Her panache for clash derived from an abstract aspirational musing, when does pattern turn into texture? Is there a switch that gets flipped? A threshold crossed that could be drawn? She’s gonna find out. Something to do with relief. And then, additionally, the overlay of one pattern on top of or through another texture can get pretty head-spinning and psychedelic. Because you got to lose your optical grip every once in a while. Got to get in touch with that basic, physiological level of uncertainty, self-doubt.
Or the verbness of water and how it is an active agent, a moving force, a directing body. To water a plant, grow a garden; to be like water, to flow and cascade and be awash. And the resonant language around it, from streams of consciousness to upstream color to live-stream. The woman named Woolf who wrote about the waves and a lighthouse walked into the water and never walked out. What about all those double-yous: woman, write, waves, walk, water…? Yes, water will work well. This art is, like most things I love, basically an excuse to spend time together, to work together, to connect, to dialogue, to think through something (anything) with someone you admire, to hang out far apart and across generations, to be in cahoots, to share excitements and excite each other.
- Sarah Lehrer-Graiwer
For its inaugural exhibition, 12.26 proudly presents Waters, a two-person show of new paintings by Alex Olson and sculptures by Nancy Shaver. The gallery will host a reception for the artists on Saturday, September 28th from 7:00 – 10:00 pm.
Waters reflects a dialogue between Shaver and Olson around the theme of water as a lens for approaching their individual works. Contemplative, as verb, as surface, rising waters, John Waters—all are on the table for consideration.

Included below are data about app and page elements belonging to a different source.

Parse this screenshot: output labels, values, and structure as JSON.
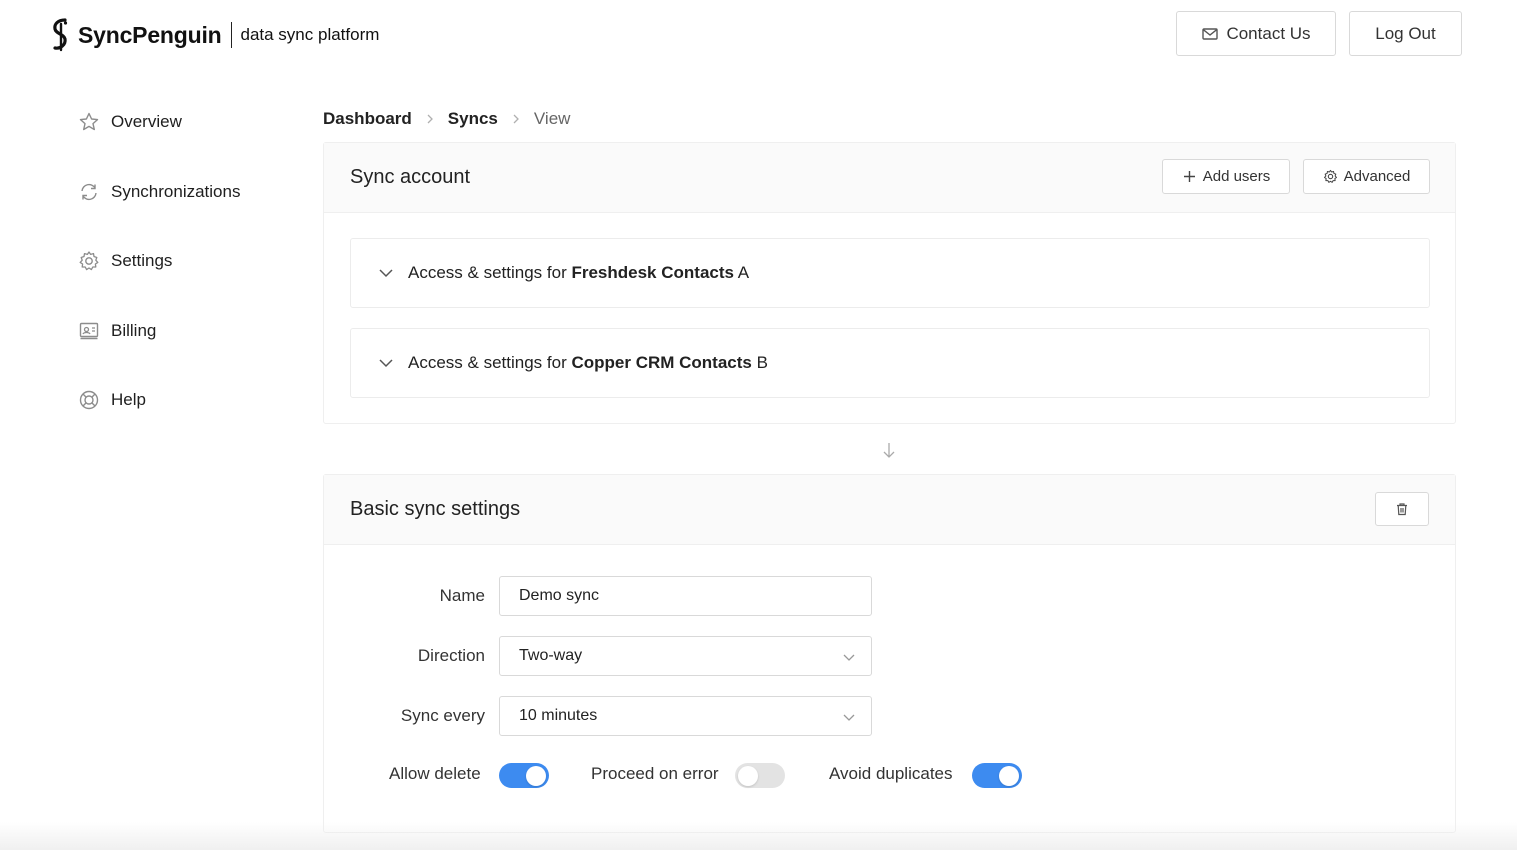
{
  "brand": {
    "name": "SyncPenguin",
    "tagline": "data sync platform",
    "icon": "penguin-s-logo"
  },
  "header": {
    "contact_label": "Contact Us",
    "contact_icon": "mail-icon",
    "logout_label": "Log Out"
  },
  "sidebar": {
    "items": [
      {
        "label": "Overview",
        "icon": "star-icon"
      },
      {
        "label": "Synchronizations",
        "icon": "sync-icon"
      },
      {
        "label": "Settings",
        "icon": "gear-icon"
      },
      {
        "label": "Billing",
        "icon": "billing-icon"
      },
      {
        "label": "Help",
        "icon": "lifebuoy-icon"
      }
    ]
  },
  "breadcrumb": {
    "items": [
      "Dashboard",
      "Syncs",
      "View"
    ]
  },
  "sync_account": {
    "title": "Sync account",
    "add_users_label": "Add users",
    "advanced_label": "Advanced",
    "panels": [
      {
        "prefix": "Access & settings for",
        "app": "Freshdesk Contacts",
        "suffix": "A"
      },
      {
        "prefix": "Access & settings for",
        "app": "Copper CRM Contacts",
        "suffix": "B"
      }
    ]
  },
  "basic_settings": {
    "title": "Basic sync settings",
    "name_label": "Name",
    "name_value": "Demo sync",
    "direction_label": "Direction",
    "direction_value": "Two-way",
    "sync_every_label": "Sync every",
    "sync_every_value": "10 minutes",
    "toggles": [
      {
        "label": "Allow delete",
        "on": true
      },
      {
        "label": "Proceed on error",
        "on": false
      },
      {
        "label": "Avoid duplicates",
        "on": true
      }
    ]
  },
  "colors": {
    "accent": "#3d8bf0",
    "toggle_off": "#e3e3e3",
    "card_header_bg": "#fafafa",
    "border": "#d9d9d9"
  }
}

Alex Olson (b. 1978, lives and works in Los Angeles, CA) received an MFA from California Institute of the Arts and a BA from Harvard University. She has previously exhibited at Altman Siegel, San Francisco; Shane Campbell Gallery, Chicago; Park View/Paul Soto, Los Angeles; Laura Bartlett Gallery, London and Lisa Cooley, New York. Olson’s paintings are held in several public collections including the Dallas Museum of Art, Los Angeles County Museum of Art, Hammer Museum, Los Angeles, Museum of Contemporary Art Chicago and Walker Art Center, Minneapolis. She received the Nancy Graves Foundation grant in 2010.
Nancy Shaver (b. 1946, lives and works in Jefferson, New York) work has been presented internationally in public and private venues including the MoMA, New York; Los Angeles Museum of Contemporary Art, Museum of Contemporary Art, Los Angeles; The Aldrich Contemporary Art Museum, Ridgefield, Connecticut; VIVA ARTE VIVA, 57th International Exhibition of Art, La Biennale di Venezia, Venice, Italy; Atlanta Contemporary; MoMA PS1, New York; She received a Guggenheim Foundation Fellowship in 2010 and a grant from the Pollock-Krasner Foundation in 1993.
For further information or press requests, please contact: email@example.com